Old news, but the Snowden revelations might have some bearing on the matter… I wrote this as a speculative piece in 2010. For background click here:
For those who do not know, Gareth Williams was the GCHQ mathematician and cryptanalyst seconded to SIS who was found dead in a bag in a bath at his flat. The inquest has just concluded with the coroner saying that he was “probably unlawfully killed”. Naturally there has been a lot of speculation over who and why. However, looking at the case logically narrows the possibilities considerably.
First, we can rule out wild notions of foreign hit men killing him in revenge for merely doing his job. Anything he knew SIS would also certainly know, so it would do them no good. Besides, how do organized crime or hostile foreign intelligence services know which minor functionary does what at GCHQ? Second, I think we can rule out the disinformation about him being some kind of bondage masochist with a fetish for women’s clothes. Third, we can probably rule out the notion that he was a traitor, or about to take up some position in (say) China. Such people get prosecuted and imprisoned for that, not murdered by their employers.
The prime suspects would appear to be SIS or American intelligence services, given his connection with the NSA. Still unanswered is the question of what he might know that was so important that even a trial was too risky. It had to be something not merely so sensitive, but so believable (or checkable by third parties) that a single short statement from him would cause massive damage. Something that even uttered in court, or in front of his guards, would be an unacceptable risk.
There is also the triggering event for this murder, which may lie with claims of his imminent resignation and the possibly of a position with a startup in the USA connected to the financial sector. Exactly what this may have been remains unclear. Even so in the real world, as opposed to the movies, spies are allowed to leave and start new careers. They understand that they have to keep quiet about the details of their past life. There is however a gray area, where a former employee seeks to use secret information for their own advantage without necessarily disclosing it to third parties.
So, what kind of knowledge might a mathematician and expert in cryptography have that could be summed up in a sentence, which he could use in a hi tech startup, and which would justify his murder?
In the past there have been one or two such secrets, most notably during WW2 with the cracking of the Enigma codes. However, there is one such possibility in the modern world which looms large, and which experts know will happen sooner or later. In a single short sentence: “AES/RSA has been cracked”.
Both AES and RSA are encryption technologies in common use in eCommerce, online banking, diplomatic transmissions and the military up to Top Secret. Brute force computation, using existing computer archtectures, cannot break them either now or in the foreseeable future if the encoding numbers are big enough. However, there are two possible ways in which these might be broken. The first is a breakthrough in an understanding of the mathematics of prime numbers that would provide a pencil and paper analytical solution. Most mathematicians do not believe this is likely or even at all possible in the case of RSA, but AES is another matter. The other method of breaking the codes would be to brute force them using a Quantum Computer which, if such existed, would be ideal for the job. The thing is, officially, no quantum computer yet exists that can manage the job although a company called D-Wave claims to have a machine that on paper might do it. There are certainly rumours of the NSA and quantum computing circulating in the technical underground.

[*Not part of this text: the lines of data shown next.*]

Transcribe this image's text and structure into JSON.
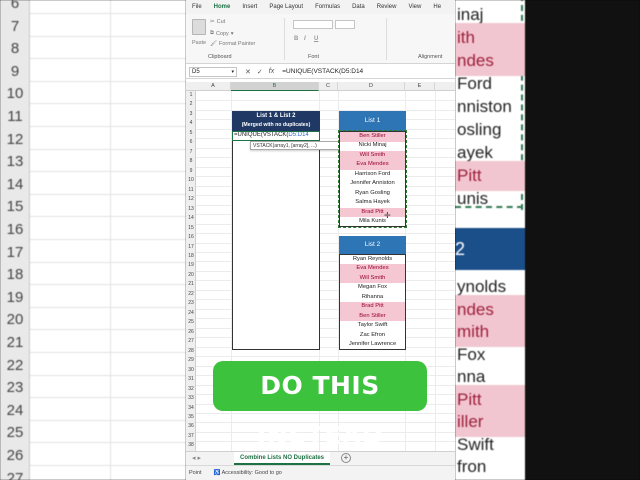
{
  "background_left": {
    "row_numbers": [
      "6",
      "7",
      "8",
      "9",
      "10",
      "11",
      "12",
      "13",
      "14",
      "15",
      "16",
      "17",
      "18",
      "19",
      "20",
      "21",
      "22",
      "23",
      "24",
      "25",
      "26",
      "27"
    ]
  },
  "background_right": {
    "cells": [
      {
        "text": "inaj",
        "pink": false
      },
      {
        "text": "ith",
        "pink": true
      },
      {
        "text": "ndes",
        "pink": true
      },
      {
        "text": "Ford",
        "pink": false
      },
      {
        "text": "nniston",
        "pink": false
      },
      {
        "text": "osling",
        "pink": false
      },
      {
        "text": "ayek",
        "pink": false
      },
      {
        "text": "Pitt",
        "pink": true
      },
      {
        "text": "unis",
        "pink": false
      }
    ],
    "header": "2",
    "cells_lower": [
      {
        "text": "ynolds",
        "pink": false
      },
      {
        "text": "ndes",
        "pink": true
      },
      {
        "text": "mith",
        "pink": true
      },
      {
        "text": "Fox",
        "pink": false
      },
      {
        "text": "nna",
        "pink": false
      },
      {
        "text": "Pitt",
        "pink": true
      },
      {
        "text": "iller",
        "pink": true
      },
      {
        "text": "Swift",
        "pink": false
      },
      {
        "text": "fron",
        "pink": false
      }
    ]
  },
  "menu": {
    "items": [
      "File",
      "Home",
      "Insert",
      "Page Layout",
      "Formulas",
      "Data",
      "Review",
      "View",
      "He"
    ],
    "active": "Home"
  },
  "ribbon": {
    "cut": "Cut",
    "copy": "Copy",
    "format_painter": "Format Painter",
    "paste": "Paste",
    "clipboard_label": "Clipboard",
    "font_label": "Font",
    "alignment_label": "Alignment",
    "bold": "B",
    "italic": "I",
    "underline": "U"
  },
  "formula_bar": {
    "name_box": "D5",
    "formula": "=UNIQUE(VSTACK(D5:D14"
  },
  "columns": [
    "A",
    "B",
    "C",
    "D",
    "E"
  ],
  "rows": [
    "1",
    "2",
    "3",
    "4",
    "5",
    "6",
    "7",
    "8",
    "9",
    "10",
    "11",
    "12",
    "13",
    "14",
    "15",
    "16",
    "17",
    "18",
    "19",
    "20",
    "21",
    "22",
    "23",
    "24",
    "25",
    "26",
    "27",
    "28",
    "29",
    "30",
    "31",
    "32",
    "33",
    "34",
    "35",
    "36",
    "37",
    "38"
  ],
  "merged_table": {
    "title_line1": "List 1 & List 2",
    "title_line2": "(Merged with no duplicates)",
    "formula_prefix": "=UNIQUE(VSTACK(",
    "formula_ref": "D5:D14",
    "tooltip": "VSTACK(array1, [array2], ...)"
  },
  "list1": {
    "title": "List 1",
    "items": [
      {
        "name": "Ben Stiller",
        "pink": true
      },
      {
        "name": "Nicki Minaj",
        "pink": false
      },
      {
        "name": "Will Smith",
        "pink": true
      },
      {
        "name": "Eva Mendes",
        "pink": true
      },
      {
        "name": "Harrison Ford",
        "pink": false
      },
      {
        "name": "Jennifer Anniston",
        "pink": false
      },
      {
        "name": "Ryan Gosling",
        "pink": false
      },
      {
        "name": "Salma Hayek",
        "pink": false
      },
      {
        "name": "Brad Pitt",
        "pink": true
      },
      {
        "name": "Mila Kunis",
        "pink": false
      }
    ]
  },
  "list2": {
    "title": "List 2",
    "items": [
      {
        "name": "Ryan Reynolds",
        "pink": false
      },
      {
        "name": "Eva Mendes",
        "pink": true
      },
      {
        "name": "Will Smith",
        "pink": true
      },
      {
        "name": "Megan Fox",
        "pink": false
      },
      {
        "name": "Rihanna",
        "pink": false
      },
      {
        "name": "Brad Pitt",
        "pink": true
      },
      {
        "name": "Ben Stiller",
        "pink": true
      },
      {
        "name": "Taylor Swift",
        "pink": false
      },
      {
        "name": "Zac Efron",
        "pink": false
      },
      {
        "name": "Jennifer Lawrence",
        "pink": false
      }
    ]
  },
  "sheet_tab": "Combine Lists NO Duplicates",
  "status": {
    "mode": "Point",
    "accessibility": "Accessibility: Good to go"
  },
  "cta": "DO THIS INSTEAD",
  "colors": {
    "excel_green": "#1e7145",
    "header_navy": "#1f3864",
    "header_blue": "#2e75b6",
    "pink_fill": "#f4c7d2",
    "pink_text": "#9c0033",
    "cta_green": "#3cc23c"
  }
}
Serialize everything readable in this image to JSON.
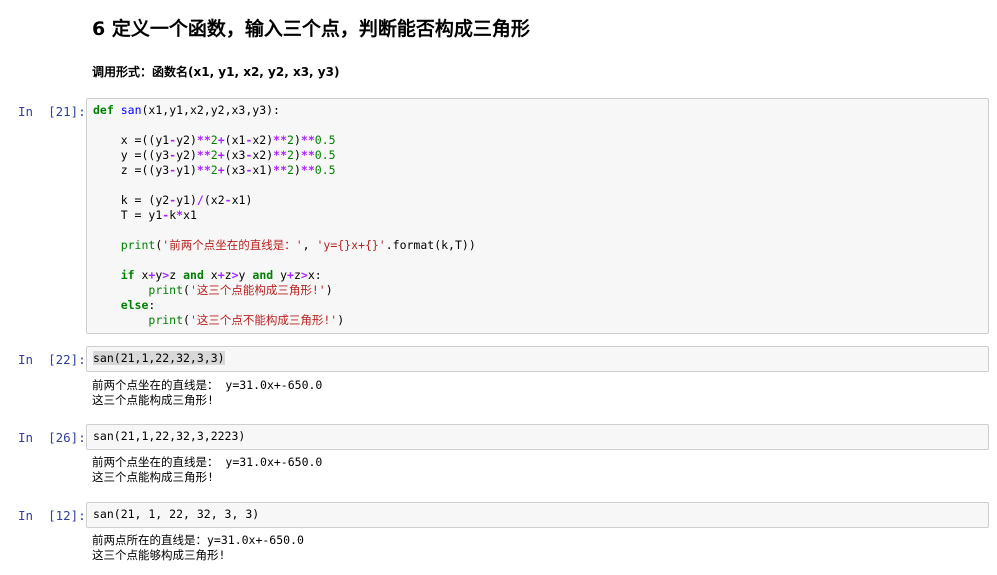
{
  "markdown": {
    "title": "6  定义一个函数，输入三个点，判断能否构成三角形",
    "subtitle": "调用形式：函数名(x1, y1, x2, y2, x3, y3)"
  },
  "cells": [
    {
      "prompt": "In  [21]:",
      "code": {
        "def_kw": "def",
        "fname": "san",
        "params": "(x1,y1,x2,y2,x3,y3):",
        "x_lhs": "x =((y1",
        "z_lhs": "z =((y3",
        "y_lhs": "y =((y3",
        "minus": "-",
        "plus": "+",
        "pow": "**",
        "slash": "/",
        "y2": "y2",
        "y1": "y1",
        "x1": "x1",
        "x2": "x2",
        "x3": "x3",
        "two": "2",
        "half": "0.5",
        "k_lhs": "k = (y2",
        "t_lhs": "T = y1",
        "k_var": "k",
        "star": "*",
        "print": "print",
        "str1": "'前两个点坐在的直线是：'",
        "str2": "'y={}x+{}'",
        "fmt": ".format(k,T))",
        "if_kw": "if",
        "and_kw": "and",
        "else_kw": "else",
        "str_yes": "'这三个点能构成三角形!'",
        "str_no": "'这三个点不能构成三角形!'"
      }
    },
    {
      "prompt": "In  [22]:",
      "code": "san(21,1,22,32,3,3)",
      "output": "前两个点坐在的直线是： y=31.0x+-650.0\n这三个点能构成三角形!"
    },
    {
      "prompt": "In  [26]:",
      "code": "san(21,1,22,32,3,2223)",
      "output": "前两个点坐在的直线是： y=31.0x+-650.0\n这三个点能构成三角形!"
    },
    {
      "prompt": "In  [12]:",
      "code": "san(21, 1, 22, 32, 3, 3)",
      "output": "前两点所在的直线是：y=31.0x+-650.0\n这三个点能够构成三角形!"
    }
  ]
}
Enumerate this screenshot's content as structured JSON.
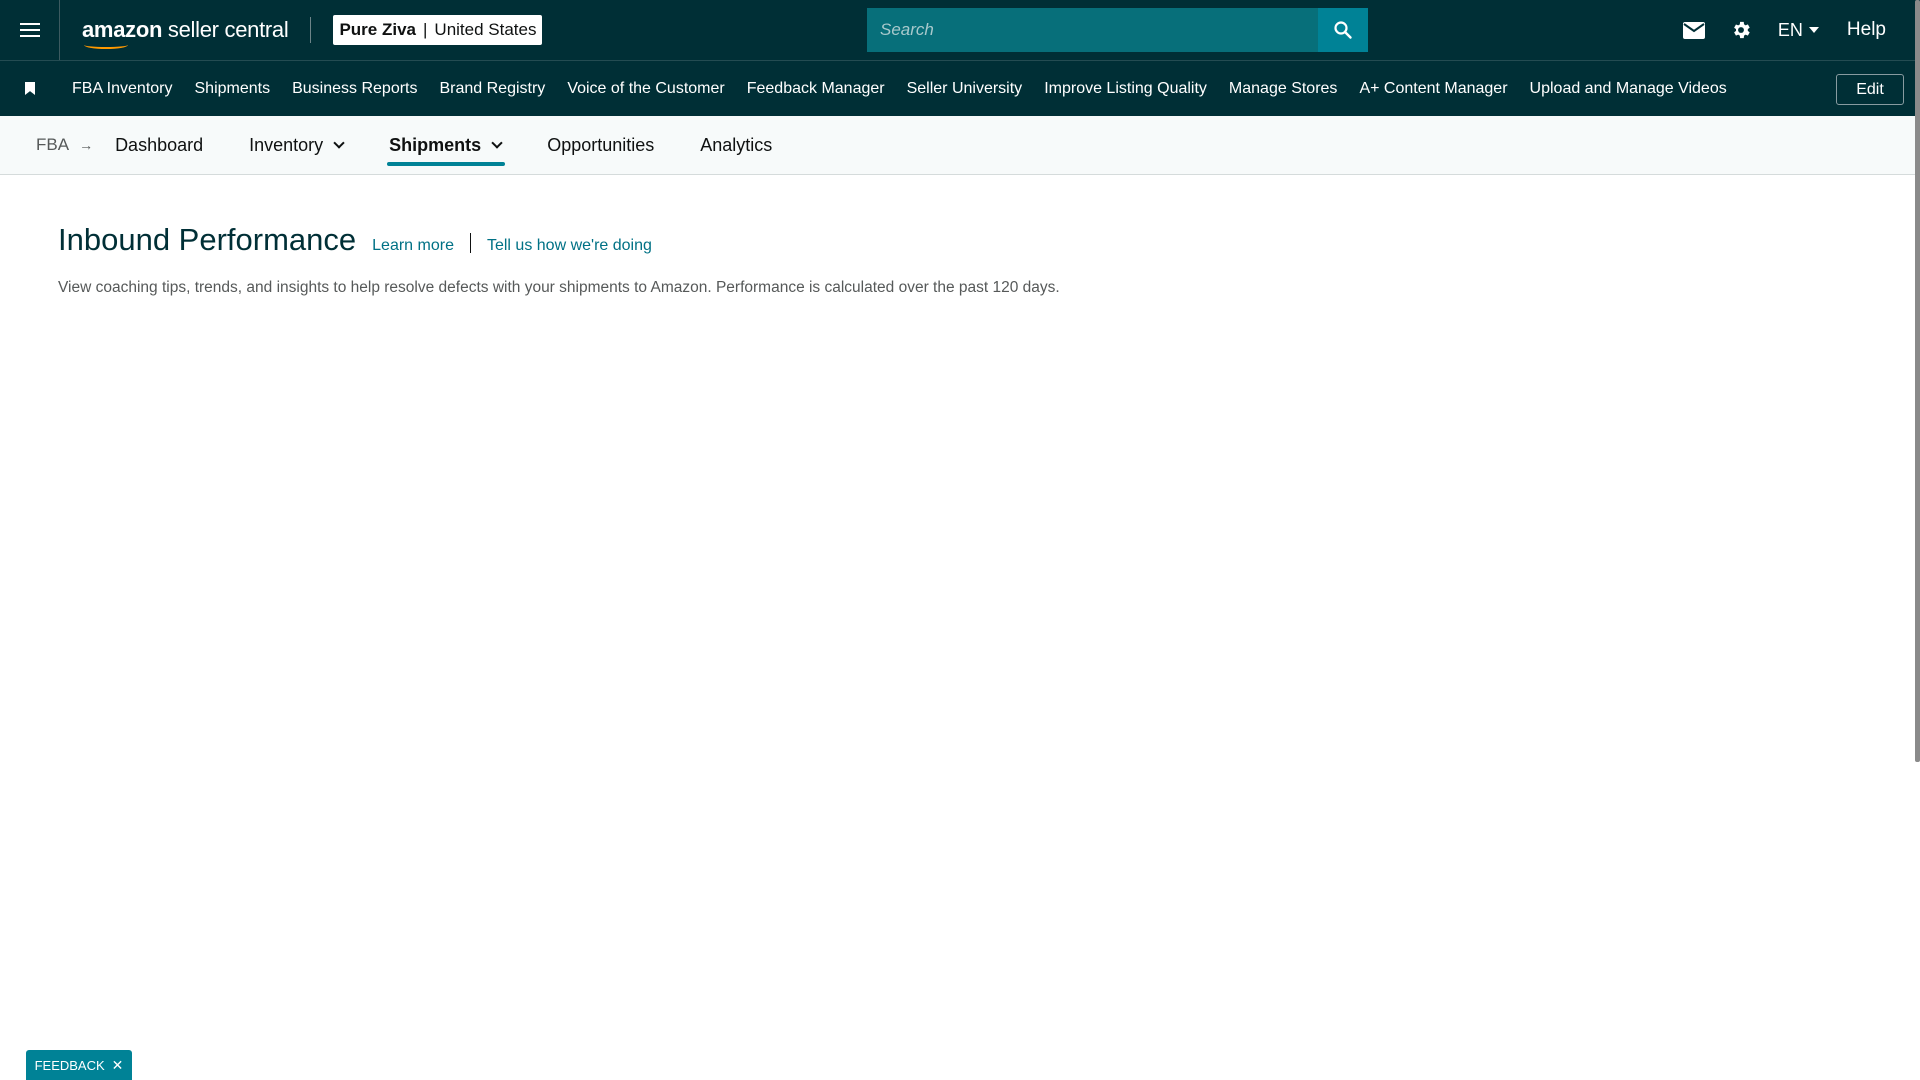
{
  "topbar": {
    "logo_brand": "amazon",
    "logo_product": " seller central",
    "store_name": "Pure Ziva",
    "store_separator": "|",
    "store_region": "United States",
    "search_placeholder": "Search",
    "language": "EN",
    "help_label": "Help",
    "icons": [
      "menu-icon",
      "search-icon",
      "mail-icon",
      "gear-icon"
    ]
  },
  "navbar": {
    "links": [
      "FBA Inventory",
      "Shipments",
      "Business Reports",
      "Brand Registry",
      "Voice of the Customer",
      "Feedback Manager",
      "Seller University",
      "Improve Listing Quality",
      "Manage Stores",
      "A+ Content Manager",
      "Upload and Manage Videos"
    ],
    "edit_label": "Edit"
  },
  "subnav": {
    "breadcrumb": "FBA",
    "breadcrumb_arrow": "→",
    "tabs": [
      "Dashboard",
      "Inventory",
      "Shipments",
      "Opportunities",
      "Analytics"
    ],
    "active_tab": "Shipments"
  },
  "main": {
    "title": "Inbound Performance",
    "learn_more": "Learn more",
    "feedback_link": "Tell us how we're doing",
    "description": "View coaching tips, trends, and insights to help resolve defects with your shipments to Amazon. Performance is calculated over the past 120 days."
  },
  "feedback_tab": {
    "label": "FEEDBACK",
    "close": "✕"
  },
  "colors": {
    "header_bg": "#002f36",
    "accent": "#008296",
    "link": "#007185"
  }
}
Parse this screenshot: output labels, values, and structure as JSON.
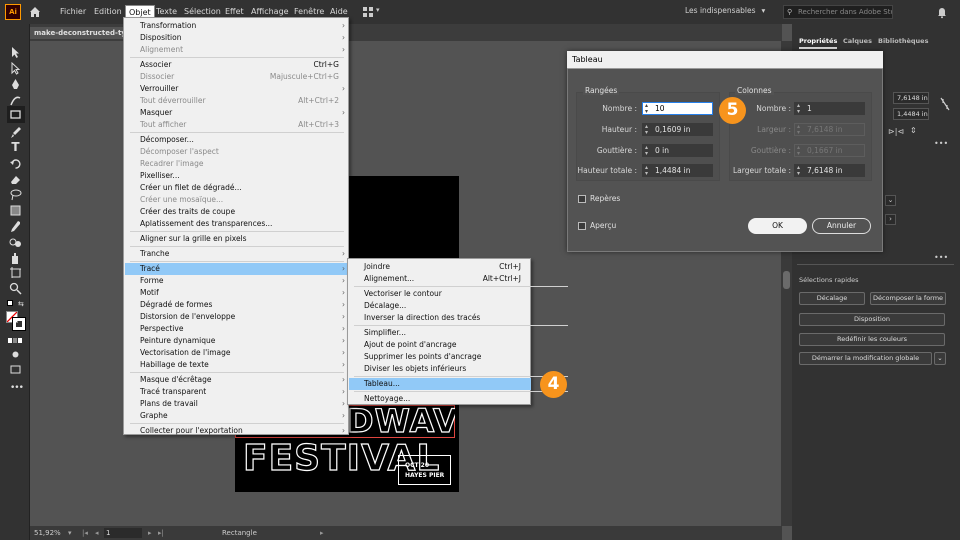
{
  "app": {
    "logo": "Ai",
    "workspace": "Les indispensables",
    "search_placeholder": "Rechercher dans Adobe Stock"
  },
  "menubar": [
    "Fichier",
    "Edition",
    "Objet",
    "Texte",
    "Sélection",
    "Effet",
    "Affichage",
    "Fenêtre",
    "Aide"
  ],
  "document": {
    "tab": "make-deconstructed-type..."
  },
  "objet_menu": [
    {
      "label": "Transformation",
      "arrow": true
    },
    {
      "label": "Disposition",
      "arrow": true
    },
    {
      "label": "Alignement",
      "arrow": true,
      "disabled": true
    },
    {
      "sep": true
    },
    {
      "label": "Associer",
      "shortcut": "Ctrl+G"
    },
    {
      "label": "Dissocier",
      "shortcut": "Majuscule+Ctrl+G",
      "disabled": true
    },
    {
      "label": "Verrouiller",
      "arrow": true
    },
    {
      "label": "Tout déverrouiller",
      "shortcut": "Alt+Ctrl+2",
      "disabled": true
    },
    {
      "label": "Masquer",
      "arrow": true
    },
    {
      "label": "Tout afficher",
      "shortcut": "Alt+Ctrl+3",
      "disabled": true
    },
    {
      "sep": true
    },
    {
      "label": "Décomposer..."
    },
    {
      "label": "Décomposer l'aspect",
      "disabled": true
    },
    {
      "label": "Recadrer l'image",
      "disabled": true
    },
    {
      "label": "Pixelliser..."
    },
    {
      "label": "Créer un filet de dégradé..."
    },
    {
      "label": "Créer une mosaïque...",
      "disabled": true
    },
    {
      "label": "Créer des traits de coupe"
    },
    {
      "label": "Aplatissement des transparences..."
    },
    {
      "sep": true
    },
    {
      "label": "Aligner sur la grille en pixels"
    },
    {
      "sep": true
    },
    {
      "label": "Tranche",
      "arrow": true
    },
    {
      "sep": true
    },
    {
      "label": "Tracé",
      "arrow": true,
      "highlight": true
    },
    {
      "label": "Forme",
      "arrow": true
    },
    {
      "label": "Motif",
      "arrow": true
    },
    {
      "label": "Dégradé de formes",
      "arrow": true
    },
    {
      "label": "Distorsion de l'enveloppe",
      "arrow": true
    },
    {
      "label": "Perspective",
      "arrow": true
    },
    {
      "label": "Peinture dynamique",
      "arrow": true
    },
    {
      "label": "Vectorisation de l'image",
      "arrow": true
    },
    {
      "label": "Habillage de texte",
      "arrow": true
    },
    {
      "sep": true
    },
    {
      "label": "Masque d'écrêtage",
      "arrow": true
    },
    {
      "label": "Tracé transparent",
      "arrow": true
    },
    {
      "label": "Plans de travail",
      "arrow": true
    },
    {
      "label": "Graphe",
      "arrow": true
    },
    {
      "sep": true
    },
    {
      "label": "Collecter pour l'exportation",
      "arrow": true
    }
  ],
  "trace_submenu": [
    {
      "label": "Joindre",
      "shortcut": "Ctrl+J"
    },
    {
      "label": "Alignement...",
      "shortcut": "Alt+Ctrl+J"
    },
    {
      "sep": true
    },
    {
      "label": "Vectoriser le contour"
    },
    {
      "label": "Décalage..."
    },
    {
      "label": "Inverser la direction des tracés"
    },
    {
      "sep": true
    },
    {
      "label": "Simplifier..."
    },
    {
      "label": "Ajout de point d'ancrage"
    },
    {
      "label": "Supprimer les points d'ancrage"
    },
    {
      "label": "Diviser les objets inférieurs"
    },
    {
      "sep": true
    },
    {
      "label": "Tableau...",
      "highlight": true
    },
    {
      "sep": true
    },
    {
      "label": "Nettoyage..."
    }
  ],
  "dialog": {
    "title": "Tableau",
    "rows": {
      "header": "Rangées",
      "nombre_label": "Nombre :",
      "nombre": "10",
      "hauteur_label": "Hauteur :",
      "hauteur": "0,1609 in",
      "gouttiere_label": "Gouttière :",
      "gouttiere": "0 in",
      "total_label": "Hauteur totale :",
      "total": "1,4484 in"
    },
    "cols": {
      "header": "Colonnes",
      "nombre_label": "Nombre :",
      "nombre": "1",
      "largeur_label": "Largeur :",
      "largeur": "7,6148 in",
      "gouttiere_label": "Gouttière :",
      "gouttiere": "0,1667 in",
      "total_label": "Largeur totale :",
      "total": "7,6148 in"
    },
    "reperes": "Repères",
    "apercu": "Aperçu",
    "ok": "OK",
    "annuler": "Annuler"
  },
  "badges": {
    "step4": "4",
    "step5": "5"
  },
  "artboard": {
    "line1": "SOUNDWAVE",
    "line2": "FESTIVAL",
    "date": "OCT 20",
    "place": "HAYES PIER"
  },
  "status": {
    "zoom": "51,92%",
    "page": "1",
    "tool": "Rectangle"
  },
  "right_panel": {
    "tabs": [
      "Propriétés",
      "Calques",
      "Bibliothèques"
    ],
    "w": "7,6148 in",
    "h": "1,4484 in",
    "quick_actions": "Sélections rapides",
    "btn_decalage": "Décalage",
    "btn_decomposer": "Décomposer la forme",
    "btn_disposition": "Disposition",
    "btn_redefinir": "Redéfinir les couleurs",
    "btn_modif": "Démarrer la modification globale"
  },
  "colors": {
    "badge": "#f7941d",
    "highlight": "#91c9f7"
  }
}
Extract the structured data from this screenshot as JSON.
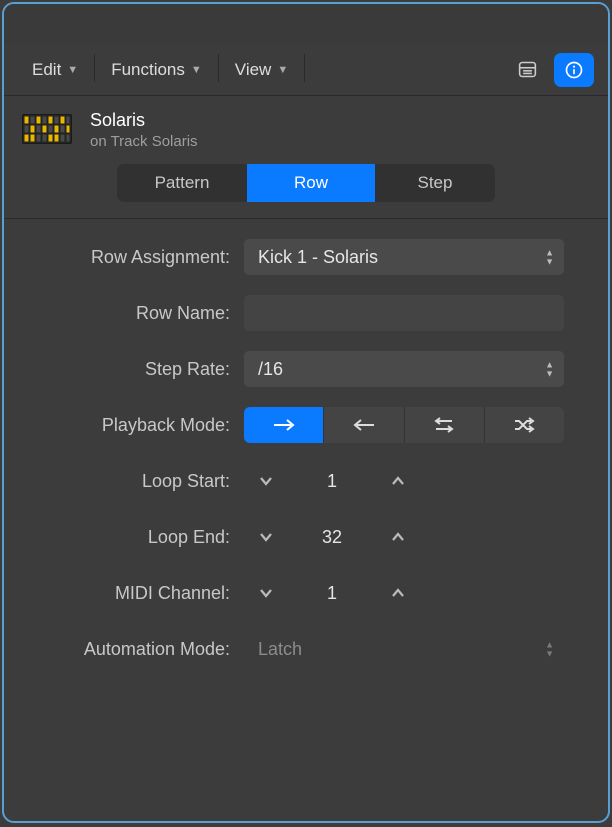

As for why such a secret would justify murder…
If one had a machine capable of breaking the codes the world’s financial system would be laid bare to both scrutiny and manipulation. It could even be destroyed within days if used in a hostile manner.
So, why was Gareth killed? Perhaps because he saw an opportunity to work on what will have to replace AES/RSA when the secret is out. Perhaps because his employers could not trust him not to use the information for his own purposes, especially when it came to raising capital for the venture. The global financial system depending on one man keeping quiet, when he clearly intended to use the information, may have been an unacceptable risk.
Speculation? Yes, but if AES/RSA has not been broken today it will be tomorrow.
Finally, it’s one thing for me to say “AES/RSA is broken” and quite another for a GCHQ insider to say it. Blind panic in the financial world would be an understatement of the reaction to such news. A similar panic would grip many governments across the world as all their old, supposedly secure, communications residing in the NSA and GCHQ archives became available for easy reading by both friend and foe.
Maybe that’s why Snowden is still alive – he has one monstrous revelation in the event of his “accidental” death or “bizarre suicide”. This is especially interesting because one of his revelations was that the NSA deliberately weakened Net encryption standards – presumably so that they could break them.